The red sandstone facade of St. Ignatius’s rises up in the midst of the low houses of the old city in Kapuzinerstrasse. The church was constructed between 1763 and 1774 to the plans of Johann Peter Jäger, namely in place of the old church of a suburb enclosed within the city wall after 1200.
The church shows an impressive interplay of baroque, as the expression of joy in faith, and classicism, as the expression of reason. Luxuriant stucco works and puttos appear between the strict lines of classicism. Ceiling frescos relate the life and death of St. Ignatius. They were originally by the baroque painter Johann Baptist Enderle, but were later touched up several times. The classicist organ casing (1774-81) above the main entrance is worth of seeing, the organ itself dates from 1837.

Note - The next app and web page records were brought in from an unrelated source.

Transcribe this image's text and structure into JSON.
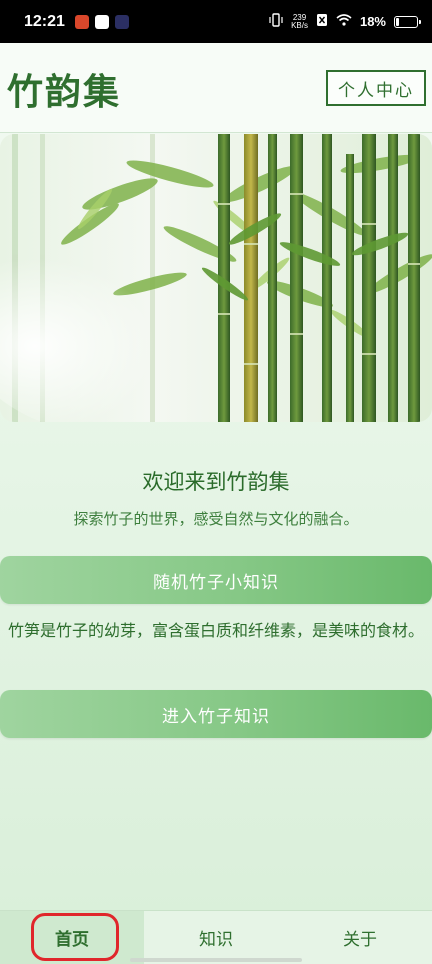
{
  "status_bar": {
    "time": "12:21",
    "net_speed_value": "239",
    "net_speed_unit": "KB/s",
    "battery_text": "18%",
    "battery_level": 0.18
  },
  "header": {
    "title": "竹韵集",
    "profile_button": "个人中心"
  },
  "main": {
    "welcome_title": "欢迎来到竹韵集",
    "welcome_subtitle": "探索竹子的世界，感受自然与文化的融合。",
    "random_fact_button": "随机竹子小知识",
    "fact_text": "竹笋是竹子的幼芽，富含蛋白质和纤维素，是美味的食材。",
    "enter_knowledge_button": "进入竹子知识"
  },
  "bottom_nav": {
    "items": [
      {
        "label": "首页",
        "active": true
      },
      {
        "label": "知识",
        "active": false
      },
      {
        "label": "关于",
        "active": false
      }
    ]
  },
  "colors": {
    "primary_green": "#2f6f2f",
    "button_green": "#86c886",
    "highlight_red": "#e0262b"
  }
}
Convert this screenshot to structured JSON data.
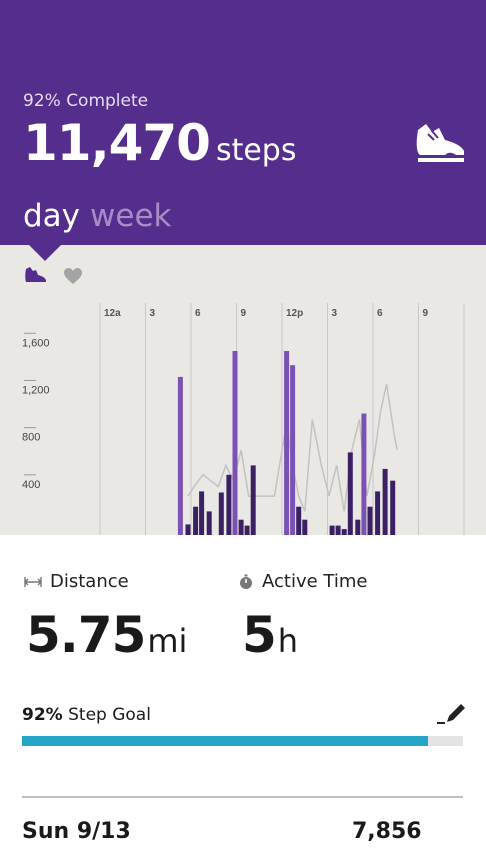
{
  "header": {
    "complete_text": "92% Complete",
    "steps_value": "11,470",
    "steps_unit": "steps",
    "tabs": [
      {
        "label": "day"
      },
      {
        "label": "week"
      }
    ],
    "active_tab": "day",
    "shoe_icon": "shoe-icon"
  },
  "colors": {
    "header_bg": "#552d8c",
    "bar_light": "#7a52b3",
    "bar_dark": "#3b2163",
    "progress": "#25a4c9",
    "chart_bg": "#e9e8e4"
  },
  "chart_icons": [
    "steps-shoe-icon",
    "heart-icon"
  ],
  "chart_data": {
    "type": "bar",
    "title": "",
    "x_tick_labels": [
      "12a",
      "3",
      "6",
      "9",
      "12p",
      "3",
      "6",
      "9"
    ],
    "y_tick_labels": [
      "1,600",
      "1,200",
      "800",
      "400"
    ],
    "y_ticks": [
      1600,
      1200,
      800,
      400
    ],
    "ylim": [
      0,
      1950
    ],
    "x_range_hours": [
      0,
      24
    ],
    "grid": true,
    "series": [
      {
        "bars": [
          {
            "hour": 5.3,
            "value": 1340,
            "tone": "light"
          },
          {
            "hour": 5.8,
            "value": 90,
            "tone": "dark"
          },
          {
            "hour": 6.3,
            "value": 240,
            "tone": "dark"
          },
          {
            "hour": 6.7,
            "value": 370,
            "tone": "dark"
          },
          {
            "hour": 7.2,
            "value": 200,
            "tone": "dark"
          },
          {
            "hour": 8.0,
            "value": 360,
            "tone": "dark"
          },
          {
            "hour": 8.5,
            "value": 510,
            "tone": "dark"
          },
          {
            "hour": 8.9,
            "value": 1560,
            "tone": "light"
          },
          {
            "hour": 9.3,
            "value": 130,
            "tone": "dark"
          },
          {
            "hour": 9.7,
            "value": 80,
            "tone": "dark"
          },
          {
            "hour": 10.1,
            "value": 590,
            "tone": "dark"
          },
          {
            "hour": 12.3,
            "value": 1560,
            "tone": "light"
          },
          {
            "hour": 12.7,
            "value": 1440,
            "tone": "light"
          },
          {
            "hour": 13.1,
            "value": 240,
            "tone": "dark"
          },
          {
            "hour": 13.5,
            "value": 130,
            "tone": "dark"
          },
          {
            "hour": 15.3,
            "value": 80,
            "tone": "dark"
          },
          {
            "hour": 15.7,
            "value": 80,
            "tone": "dark"
          },
          {
            "hour": 16.1,
            "value": 50,
            "tone": "dark"
          },
          {
            "hour": 16.5,
            "value": 700,
            "tone": "dark"
          },
          {
            "hour": 17.0,
            "value": 130,
            "tone": "dark"
          },
          {
            "hour": 17.4,
            "value": 1030,
            "tone": "light"
          },
          {
            "hour": 17.8,
            "value": 240,
            "tone": "dark"
          },
          {
            "hour": 18.3,
            "value": 370,
            "tone": "dark"
          },
          {
            "hour": 18.8,
            "value": 560,
            "tone": "dark"
          },
          {
            "hour": 19.3,
            "value": 460,
            "tone": "dark"
          }
        ]
      },
      {
        "line": [
          [
            5.8,
            330
          ],
          [
            6.3,
            430
          ],
          [
            6.8,
            510
          ],
          [
            7.3,
            460
          ],
          [
            7.8,
            410
          ],
          [
            8.3,
            590
          ],
          [
            8.8,
            460
          ],
          [
            9.3,
            720
          ],
          [
            9.8,
            330
          ],
          [
            10.3,
            330
          ],
          [
            11.1,
            330
          ],
          [
            11.5,
            330
          ],
          [
            11.9,
            640
          ],
          [
            12.3,
            940
          ],
          [
            12.7,
            590
          ],
          [
            13.1,
            330
          ],
          [
            13.5,
            200
          ],
          [
            14.0,
            980
          ],
          [
            14.6,
            590
          ],
          [
            15.1,
            330
          ],
          [
            15.6,
            590
          ],
          [
            16.1,
            200
          ],
          [
            16.6,
            720
          ],
          [
            17.1,
            980
          ],
          [
            17.6,
            330
          ],
          [
            18.1,
            680
          ],
          [
            18.5,
            1050
          ],
          [
            18.9,
            1280
          ],
          [
            19.4,
            850
          ],
          [
            19.6,
            720
          ]
        ]
      }
    ]
  },
  "stats": {
    "distance": {
      "label": "Distance",
      "value": "5.75",
      "unit": "mi"
    },
    "active_time": {
      "label": "Active Time",
      "value": "5",
      "unit": "h"
    }
  },
  "goal": {
    "percent_text": "92%",
    "label": "Step Goal",
    "progress": 0.92
  },
  "day_row": {
    "date": "Sun 9/13",
    "steps": "7,856"
  }
}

Under the church is a crypt in which, apart from clergymen and members of the parish, the church’s architect, stucco worker and carpenter have also been laid to rest. The towerless church is surrounded by a parish garden in which the large crucifixion group, the tomb of the sculptor Hans Backoffen (died 1519) and a Gothic wooden crucifix are to be seen.References:

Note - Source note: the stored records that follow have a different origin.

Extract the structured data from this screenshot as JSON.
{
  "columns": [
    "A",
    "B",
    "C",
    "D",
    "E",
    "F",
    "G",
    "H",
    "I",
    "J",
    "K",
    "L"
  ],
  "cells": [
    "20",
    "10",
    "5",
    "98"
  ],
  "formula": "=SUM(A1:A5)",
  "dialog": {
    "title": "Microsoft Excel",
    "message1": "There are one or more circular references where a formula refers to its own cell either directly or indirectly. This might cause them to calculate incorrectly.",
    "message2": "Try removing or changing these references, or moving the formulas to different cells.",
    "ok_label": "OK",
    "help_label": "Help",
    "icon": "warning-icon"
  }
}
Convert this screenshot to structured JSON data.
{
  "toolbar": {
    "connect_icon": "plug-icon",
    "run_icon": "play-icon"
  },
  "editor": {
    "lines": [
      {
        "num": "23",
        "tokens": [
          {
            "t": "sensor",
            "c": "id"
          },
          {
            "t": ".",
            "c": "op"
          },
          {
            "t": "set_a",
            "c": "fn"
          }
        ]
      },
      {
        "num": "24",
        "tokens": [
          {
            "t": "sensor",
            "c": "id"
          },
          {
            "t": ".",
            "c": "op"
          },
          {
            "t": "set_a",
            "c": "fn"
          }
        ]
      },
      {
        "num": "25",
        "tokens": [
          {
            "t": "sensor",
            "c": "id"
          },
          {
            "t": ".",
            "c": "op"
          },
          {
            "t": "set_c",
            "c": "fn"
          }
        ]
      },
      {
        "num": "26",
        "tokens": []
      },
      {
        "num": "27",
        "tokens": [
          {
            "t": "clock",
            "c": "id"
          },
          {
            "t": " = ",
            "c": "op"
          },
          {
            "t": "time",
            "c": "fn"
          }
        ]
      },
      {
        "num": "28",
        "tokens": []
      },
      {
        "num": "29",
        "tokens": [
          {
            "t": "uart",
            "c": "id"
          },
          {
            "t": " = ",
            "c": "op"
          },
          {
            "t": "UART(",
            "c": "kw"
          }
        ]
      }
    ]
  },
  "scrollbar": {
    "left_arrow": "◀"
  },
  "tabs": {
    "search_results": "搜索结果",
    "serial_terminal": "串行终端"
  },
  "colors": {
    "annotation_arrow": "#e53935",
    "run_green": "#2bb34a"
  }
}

Frösöstenen is the northern-most raised runestone in the world and Jämtland's only runestone. It originally stood at the tip of ferry terminal on the sound between the island of Frösön and Östersund. The stone dates to between 1030 and 1050. It has now been relocated to the lawn in front of the local county seat due to the construction of a new bridge, between 1969 and 1971, on the original site.
Frösö runestone inscription means: Austmaðr, Guðfastr's son, had this stone raised and this bridge built and Christianized Jämtland. Ásbjörn built the bridge. Trjónn and Steinn carved these runes.